[Start of section]

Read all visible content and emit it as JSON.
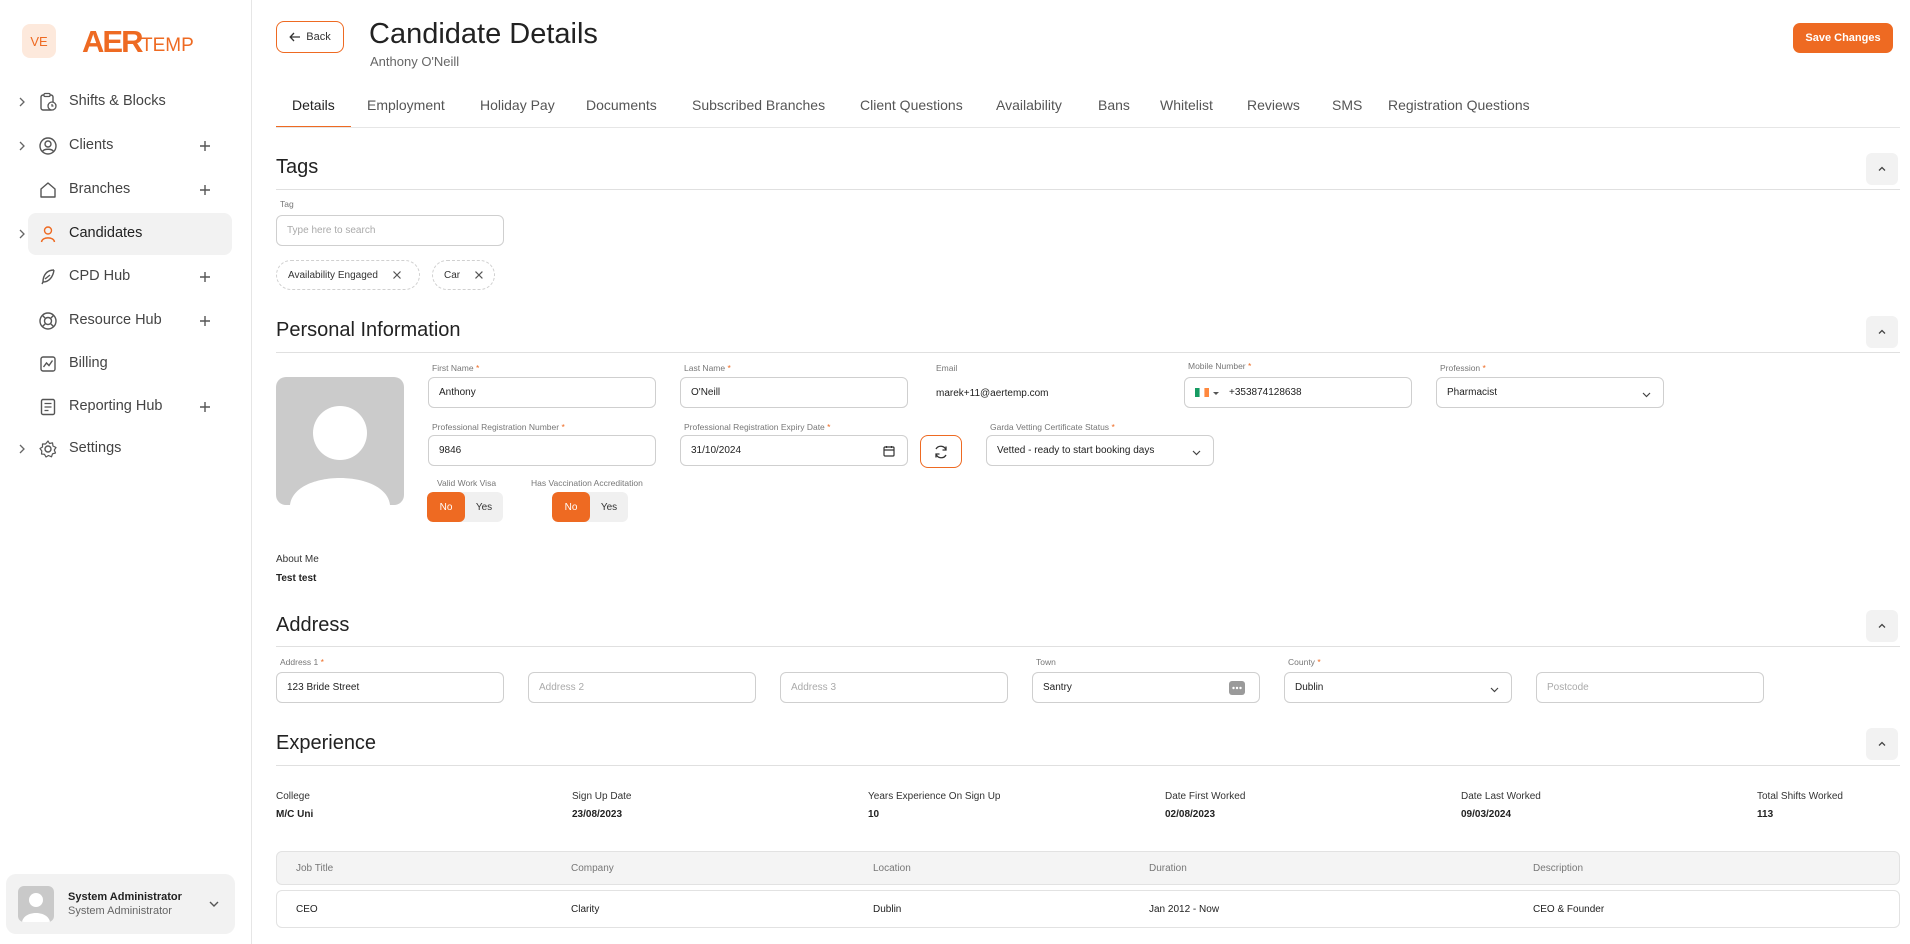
{
  "sidebar": {
    "workspace_initials": "VE",
    "logo_text": "AERTEMP",
    "items": [
      {
        "label": "Shifts & Blocks"
      },
      {
        "label": "Clients"
      },
      {
        "label": "Branches"
      },
      {
        "label": "Candidates"
      },
      {
        "label": "CPD Hub"
      },
      {
        "label": "Resource Hub"
      },
      {
        "label": "Billing"
      },
      {
        "label": "Reporting Hub"
      },
      {
        "label": "Settings"
      }
    ],
    "user": {
      "name": "System Administrator",
      "role": "System Administrator"
    }
  },
  "header": {
    "back_label": "Back",
    "title": "Candidate Details",
    "subtitle": "Anthony O'Neill",
    "save_label": "Save Changes"
  },
  "tabs": [
    {
      "label": "Details"
    },
    {
      "label": "Employment"
    },
    {
      "label": "Holiday Pay"
    },
    {
      "label": "Documents"
    },
    {
      "label": "Subscribed Branches"
    },
    {
      "label": "Client Questions"
    },
    {
      "label": "Availability"
    },
    {
      "label": "Bans"
    },
    {
      "label": "Whitelist"
    },
    {
      "label": "Reviews"
    },
    {
      "label": "SMS"
    },
    {
      "label": "Registration Questions"
    }
  ],
  "tags": {
    "title": "Tags",
    "search_label": "Tag",
    "search_placeholder": "Type here to search",
    "chips": [
      {
        "label": "Availability Engaged"
      },
      {
        "label": "Car"
      }
    ]
  },
  "personal": {
    "title": "Personal Information",
    "first_name": {
      "label": "First Name",
      "value": "Anthony"
    },
    "last_name": {
      "label": "Last Name",
      "value": "O'Neill"
    },
    "email": {
      "label": "Email",
      "value": "marek+11@aertemp.com"
    },
    "mobile": {
      "label": "Mobile Number",
      "value": "+353874128638"
    },
    "profession": {
      "label": "Profession",
      "value": "Pharmacist"
    },
    "reg_number": {
      "label": "Professional Registration Number",
      "value": "9846"
    },
    "reg_expiry": {
      "label": "Professional Registration Expiry Date",
      "value": "31/10/2024"
    },
    "garda": {
      "label": "Garda Vetting Certificate Status",
      "value": "Vetted - ready to start booking days"
    },
    "work_visa": {
      "label": "Valid Work Visa",
      "no": "No",
      "yes": "Yes",
      "selected": "No"
    },
    "vaccination": {
      "label": "Has Vaccination Accreditation",
      "no": "No",
      "yes": "Yes",
      "selected": "No"
    },
    "about_label": "About Me",
    "about_value": "Test test"
  },
  "address": {
    "title": "Address",
    "address1": {
      "label": "Address 1",
      "value": "123 Bride Street"
    },
    "address2": {
      "placeholder": "Address 2"
    },
    "address3": {
      "placeholder": "Address 3"
    },
    "town": {
      "label": "Town",
      "value": "Santry"
    },
    "county": {
      "label": "County",
      "value": "Dublin"
    },
    "postcode": {
      "placeholder": "Postcode"
    }
  },
  "experience": {
    "title": "Experience",
    "stats": [
      {
        "label": "College",
        "value": "M/C Uni"
      },
      {
        "label": "Sign Up Date",
        "value": "23/08/2023"
      },
      {
        "label": "Years Experience On Sign Up",
        "value": "10"
      },
      {
        "label": "Date First Worked",
        "value": "02/08/2023"
      },
      {
        "label": "Date Last Worked",
        "value": "09/03/2024"
      },
      {
        "label": "Total Shifts Worked",
        "value": "113"
      }
    ],
    "columns": [
      "Job Title",
      "Company",
      "Location",
      "Duration",
      "Description"
    ],
    "rows": [
      [
        "CEO",
        "Clarity",
        "Dublin",
        "Jan 2012 - Now",
        "CEO & Founder"
      ]
    ]
  },
  "colors": {
    "accent": "#ee6a22",
    "ireland_green": "#169b62",
    "ireland_orange": "#ff883e"
  }
}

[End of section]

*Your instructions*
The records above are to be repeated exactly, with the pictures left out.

*Answer space*
Read all visible content and emit it as JSON.
{
  "sidebar": {
    "workspace_initials": "VE",
    "logo_text": "AERTEMP",
    "items": [
      {
        "label": "Shifts & Blocks"
      },
      {
        "label": "Clients"
      },
      {
        "label": "Branches"
      },
      {
        "label": "Candidates"
      },
      {
        "label": "CPD Hub"
      },
      {
        "label": "Resource Hub"
      },
      {
        "label": "Billing"
      },
      {
        "label": "Reporting Hub"
      },
      {
        "label": "Settings"
      }
    ],
    "user": {
      "name": "System Administrator",
      "role": "System Administrator"
    }
  },
  "header": {
    "back_label": "Back",
    "title": "Candidate Details",
    "subtitle": "Anthony O'Neill",
    "save_label": "Save Changes"
  },
  "tabs": [
    {
      "label": "Details"
    },
    {
      "label": "Employment"
    },
    {
      "label": "Holiday Pay"
    },
    {
      "label": "Documents"
    },
    {
      "label": "Subscribed Branches"
    },
    {
      "label": "Client Questions"
    },
    {
      "label": "Availability"
    },
    {
      "label": "Bans"
    },
    {
      "label": "Whitelist"
    },
    {
      "label": "Reviews"
    },
    {
      "label": "SMS"
    },
    {
      "label": "Registration Questions"
    }
  ],
  "tags": {
    "title": "Tags",
    "search_label": "Tag",
    "search_placeholder": "Type here to search",
    "chips": [
      {
        "label": "Availability Engaged"
      },
      {
        "label": "Car"
      }
    ]
  },
  "personal": {
    "title": "Personal Information",
    "first_name": {
      "label": "First Name",
      "value": "Anthony"
    },
    "last_name": {
      "label": "Last Name",
      "value": "O'Neill"
    },
    "email": {
      "label": "Email",
      "value": "marek+11@aertemp.com"
    },
    "mobile": {
      "label": "Mobile Number",
      "value": "+353874128638"
    },
    "profession": {
      "label": "Profession",
      "value": "Pharmacist"
    },
    "reg_number": {
      "label": "Professional Registration Number",
      "value": "9846"
    },
    "reg_expiry": {
      "label": "Professional Registration Expiry Date",
      "value": "31/10/2024"
    },
    "garda": {
      "label": "Garda Vetting Certificate Status",
      "value": "Vetted - ready to start booking days"
    },
    "work_visa": {
      "label": "Valid Work Visa",
      "no": "No",
      "yes": "Yes",
      "selected": "No"
    },
    "vaccination": {
      "label": "Has Vaccination Accreditation",
      "no": "No",
      "yes": "Yes",
      "selected": "No"
    },
    "about_label": "About Me",
    "about_value": "Test test"
  },
  "address": {
    "title": "Address",
    "address1": {
      "label": "Address 1",
      "value": "123 Bride Street"
    },
    "address2": {
      "placeholder": "Address 2"
    },
    "address3": {
      "placeholder": "Address 3"
    },
    "town": {
      "label": "Town",
      "value": "Santry"
    },
    "county": {
      "label": "County",
      "value": "Dublin"
    },
    "postcode": {
      "placeholder": "Postcode"
    }
  },
  "experience": {
    "title": "Experience",
    "stats": [
      {
        "label": "College",
        "value": "M/C Uni"
      },
      {
        "label": "Sign Up Date",
        "value": "23/08/2023"
      },
      {
        "label": "Years Experience On Sign Up",
        "value": "10"
      },
      {
        "label": "Date First Worked",
        "value": "02/08/2023"
      },
      {
        "label": "Date Last Worked",
        "value": "09/03/2024"
      },
      {
        "label": "Total Shifts Worked",
        "value": "113"
      }
    ],
    "columns": [
      "Job Title",
      "Company",
      "Location",
      "Duration",
      "Description"
    ],
    "rows": [
      [
        "CEO",
        "Clarity",
        "Dublin",
        "Jan 2012 - Now",
        "CEO & Founder"
      ]
    ]
  },
  "colors": {
    "accent": "#ee6a22",
    "ireland_green": "#169b62",
    "ireland_orange": "#ff883e"
  }
}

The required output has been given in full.